== Information given ==
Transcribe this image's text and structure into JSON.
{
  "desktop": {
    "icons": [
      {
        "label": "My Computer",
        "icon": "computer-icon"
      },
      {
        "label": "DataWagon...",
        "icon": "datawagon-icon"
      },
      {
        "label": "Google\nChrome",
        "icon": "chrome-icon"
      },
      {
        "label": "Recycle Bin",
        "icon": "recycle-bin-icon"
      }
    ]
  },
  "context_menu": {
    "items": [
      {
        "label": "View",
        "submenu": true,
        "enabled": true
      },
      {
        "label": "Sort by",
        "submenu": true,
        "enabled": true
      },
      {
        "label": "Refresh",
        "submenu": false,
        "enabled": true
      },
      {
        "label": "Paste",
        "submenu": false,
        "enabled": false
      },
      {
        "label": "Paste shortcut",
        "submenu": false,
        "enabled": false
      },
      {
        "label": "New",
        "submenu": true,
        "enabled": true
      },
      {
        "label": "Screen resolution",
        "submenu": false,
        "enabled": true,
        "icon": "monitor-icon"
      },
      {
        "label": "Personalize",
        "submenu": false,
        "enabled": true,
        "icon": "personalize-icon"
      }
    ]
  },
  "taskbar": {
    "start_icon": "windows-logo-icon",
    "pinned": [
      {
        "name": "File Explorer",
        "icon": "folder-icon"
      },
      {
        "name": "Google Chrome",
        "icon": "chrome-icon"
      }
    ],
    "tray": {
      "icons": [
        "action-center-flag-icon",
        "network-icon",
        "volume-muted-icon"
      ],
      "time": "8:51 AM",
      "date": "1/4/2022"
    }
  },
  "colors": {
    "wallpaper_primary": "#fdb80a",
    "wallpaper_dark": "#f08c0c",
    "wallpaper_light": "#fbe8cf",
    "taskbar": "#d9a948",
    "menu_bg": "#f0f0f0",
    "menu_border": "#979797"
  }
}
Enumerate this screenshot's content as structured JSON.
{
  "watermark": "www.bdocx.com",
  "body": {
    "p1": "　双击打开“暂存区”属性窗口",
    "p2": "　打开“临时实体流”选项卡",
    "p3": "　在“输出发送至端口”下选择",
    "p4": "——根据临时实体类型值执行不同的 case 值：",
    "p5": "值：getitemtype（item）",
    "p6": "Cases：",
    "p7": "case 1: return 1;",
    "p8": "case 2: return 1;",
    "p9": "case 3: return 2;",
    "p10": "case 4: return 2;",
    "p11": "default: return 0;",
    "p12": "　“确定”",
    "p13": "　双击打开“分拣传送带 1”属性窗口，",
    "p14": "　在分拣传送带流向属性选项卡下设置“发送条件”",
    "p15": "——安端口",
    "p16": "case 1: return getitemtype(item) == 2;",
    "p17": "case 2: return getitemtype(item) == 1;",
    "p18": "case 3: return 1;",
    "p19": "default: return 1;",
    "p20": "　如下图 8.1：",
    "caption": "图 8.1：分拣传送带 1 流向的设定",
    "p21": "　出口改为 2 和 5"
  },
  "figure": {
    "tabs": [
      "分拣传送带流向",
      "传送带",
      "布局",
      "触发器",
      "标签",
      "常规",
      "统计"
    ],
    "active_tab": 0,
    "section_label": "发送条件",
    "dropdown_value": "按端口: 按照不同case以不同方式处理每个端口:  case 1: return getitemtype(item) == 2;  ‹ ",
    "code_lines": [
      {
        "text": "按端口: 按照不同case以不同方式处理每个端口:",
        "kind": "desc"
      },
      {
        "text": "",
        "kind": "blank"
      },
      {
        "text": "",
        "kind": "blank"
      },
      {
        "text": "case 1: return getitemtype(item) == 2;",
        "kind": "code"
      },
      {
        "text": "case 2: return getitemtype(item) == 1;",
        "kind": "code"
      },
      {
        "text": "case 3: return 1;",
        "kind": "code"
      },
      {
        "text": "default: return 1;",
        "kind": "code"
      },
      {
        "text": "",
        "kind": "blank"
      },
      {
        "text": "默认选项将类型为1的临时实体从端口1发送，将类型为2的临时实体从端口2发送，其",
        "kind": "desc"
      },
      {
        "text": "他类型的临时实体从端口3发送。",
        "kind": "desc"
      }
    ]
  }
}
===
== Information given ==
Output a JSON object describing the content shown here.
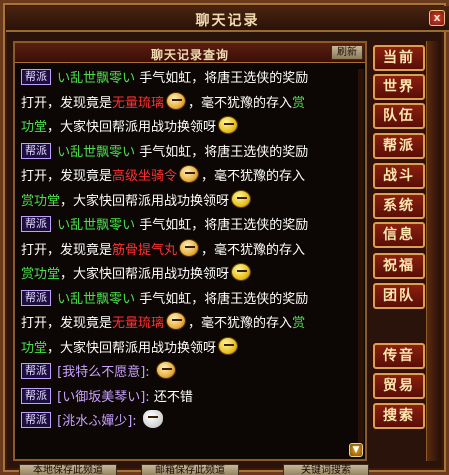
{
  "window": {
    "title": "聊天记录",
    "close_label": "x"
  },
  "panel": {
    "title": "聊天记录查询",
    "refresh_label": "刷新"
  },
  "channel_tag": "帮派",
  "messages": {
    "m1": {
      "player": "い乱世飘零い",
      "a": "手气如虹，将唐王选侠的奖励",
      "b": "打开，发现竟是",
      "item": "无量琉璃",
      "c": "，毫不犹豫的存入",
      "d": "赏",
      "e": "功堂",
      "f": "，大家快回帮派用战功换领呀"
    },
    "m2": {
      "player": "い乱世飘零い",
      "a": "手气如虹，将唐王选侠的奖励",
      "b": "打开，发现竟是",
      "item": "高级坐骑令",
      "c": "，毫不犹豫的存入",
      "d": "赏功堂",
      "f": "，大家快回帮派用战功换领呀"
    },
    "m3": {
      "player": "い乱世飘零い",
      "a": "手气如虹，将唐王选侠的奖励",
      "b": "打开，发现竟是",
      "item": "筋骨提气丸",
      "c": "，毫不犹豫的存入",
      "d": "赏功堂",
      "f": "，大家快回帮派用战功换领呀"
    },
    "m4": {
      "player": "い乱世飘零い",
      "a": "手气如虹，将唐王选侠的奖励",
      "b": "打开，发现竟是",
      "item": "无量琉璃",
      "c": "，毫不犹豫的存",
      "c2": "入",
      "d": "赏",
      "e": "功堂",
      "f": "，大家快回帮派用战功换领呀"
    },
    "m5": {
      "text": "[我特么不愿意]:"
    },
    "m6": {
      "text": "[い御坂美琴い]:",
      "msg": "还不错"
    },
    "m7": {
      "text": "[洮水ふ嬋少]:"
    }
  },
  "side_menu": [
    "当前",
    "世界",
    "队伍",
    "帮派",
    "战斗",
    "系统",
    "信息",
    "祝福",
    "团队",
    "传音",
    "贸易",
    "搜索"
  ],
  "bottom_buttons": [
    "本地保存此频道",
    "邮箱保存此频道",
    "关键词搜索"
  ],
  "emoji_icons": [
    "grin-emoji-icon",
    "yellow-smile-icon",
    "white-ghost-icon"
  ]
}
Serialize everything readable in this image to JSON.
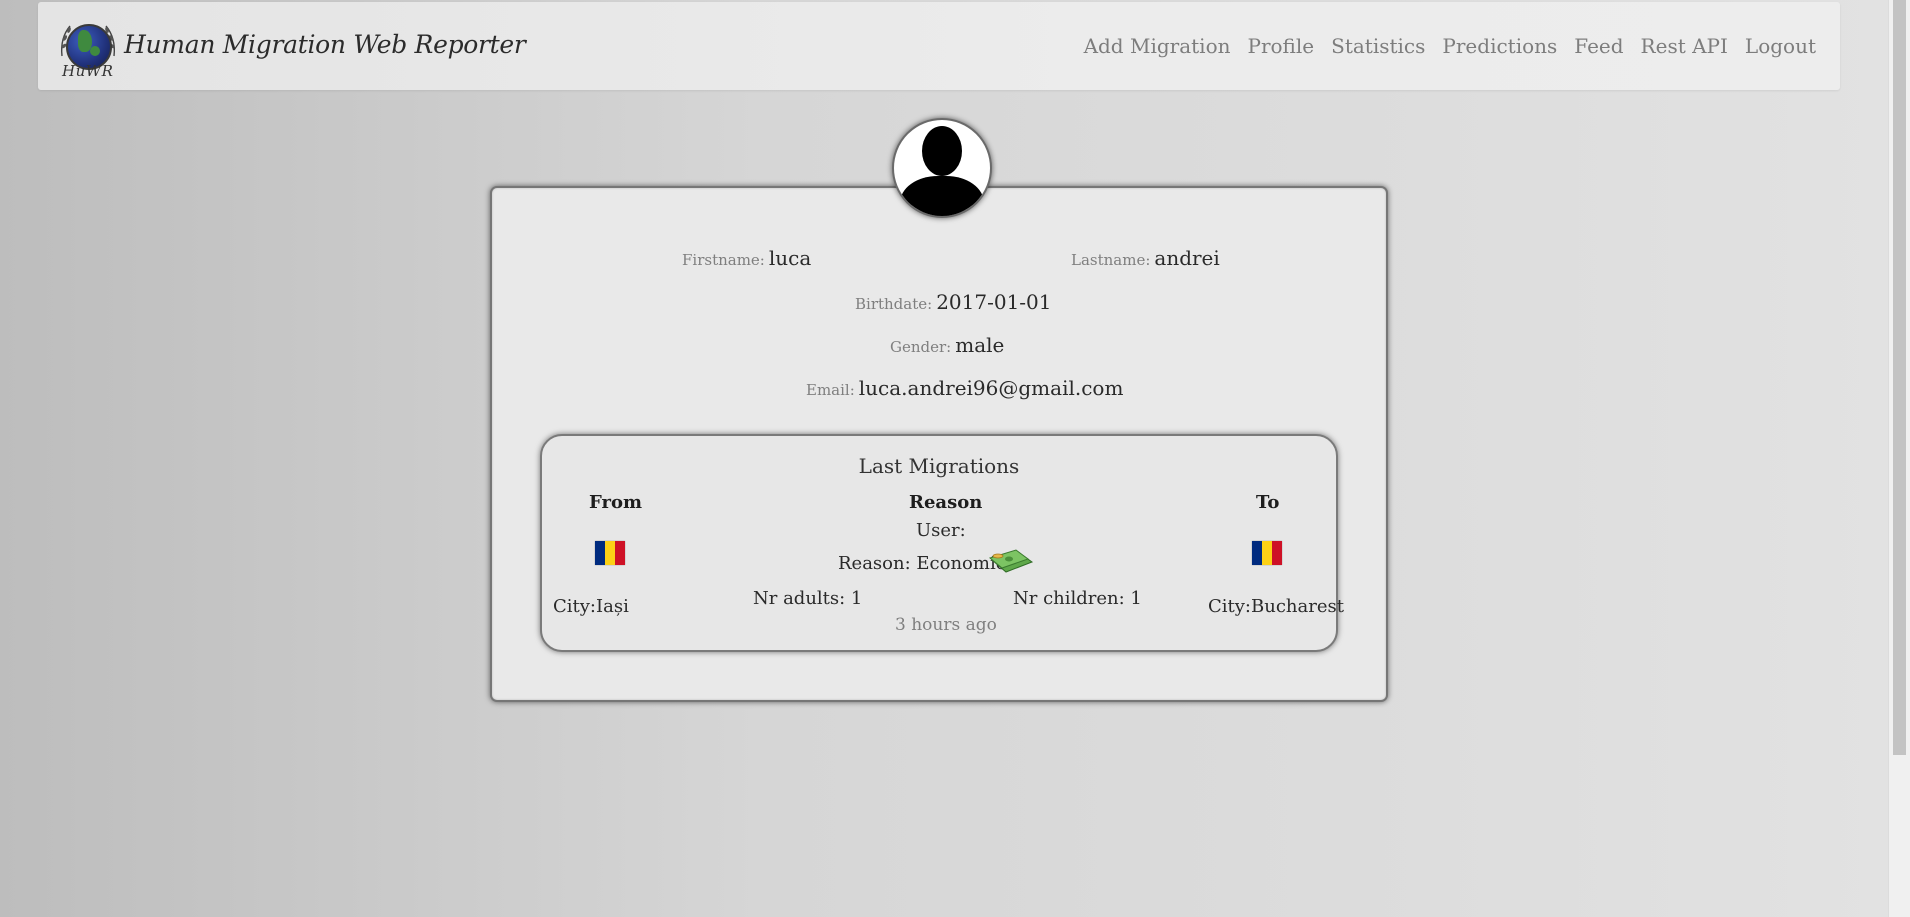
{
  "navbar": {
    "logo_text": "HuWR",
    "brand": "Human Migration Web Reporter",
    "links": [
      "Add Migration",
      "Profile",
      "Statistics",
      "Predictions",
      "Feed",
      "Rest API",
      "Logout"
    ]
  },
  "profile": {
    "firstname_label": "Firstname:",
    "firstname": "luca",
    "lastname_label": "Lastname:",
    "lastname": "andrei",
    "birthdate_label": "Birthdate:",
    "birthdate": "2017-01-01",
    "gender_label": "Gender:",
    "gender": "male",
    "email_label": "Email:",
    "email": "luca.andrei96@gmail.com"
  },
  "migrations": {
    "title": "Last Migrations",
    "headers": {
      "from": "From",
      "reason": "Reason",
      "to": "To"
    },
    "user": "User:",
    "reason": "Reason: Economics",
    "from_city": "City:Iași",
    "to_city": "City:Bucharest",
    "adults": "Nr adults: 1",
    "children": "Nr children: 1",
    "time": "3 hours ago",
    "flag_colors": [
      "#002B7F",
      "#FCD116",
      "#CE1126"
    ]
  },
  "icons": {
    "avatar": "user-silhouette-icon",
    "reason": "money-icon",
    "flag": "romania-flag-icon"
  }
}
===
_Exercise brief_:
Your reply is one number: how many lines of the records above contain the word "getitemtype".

_The completed task_:
6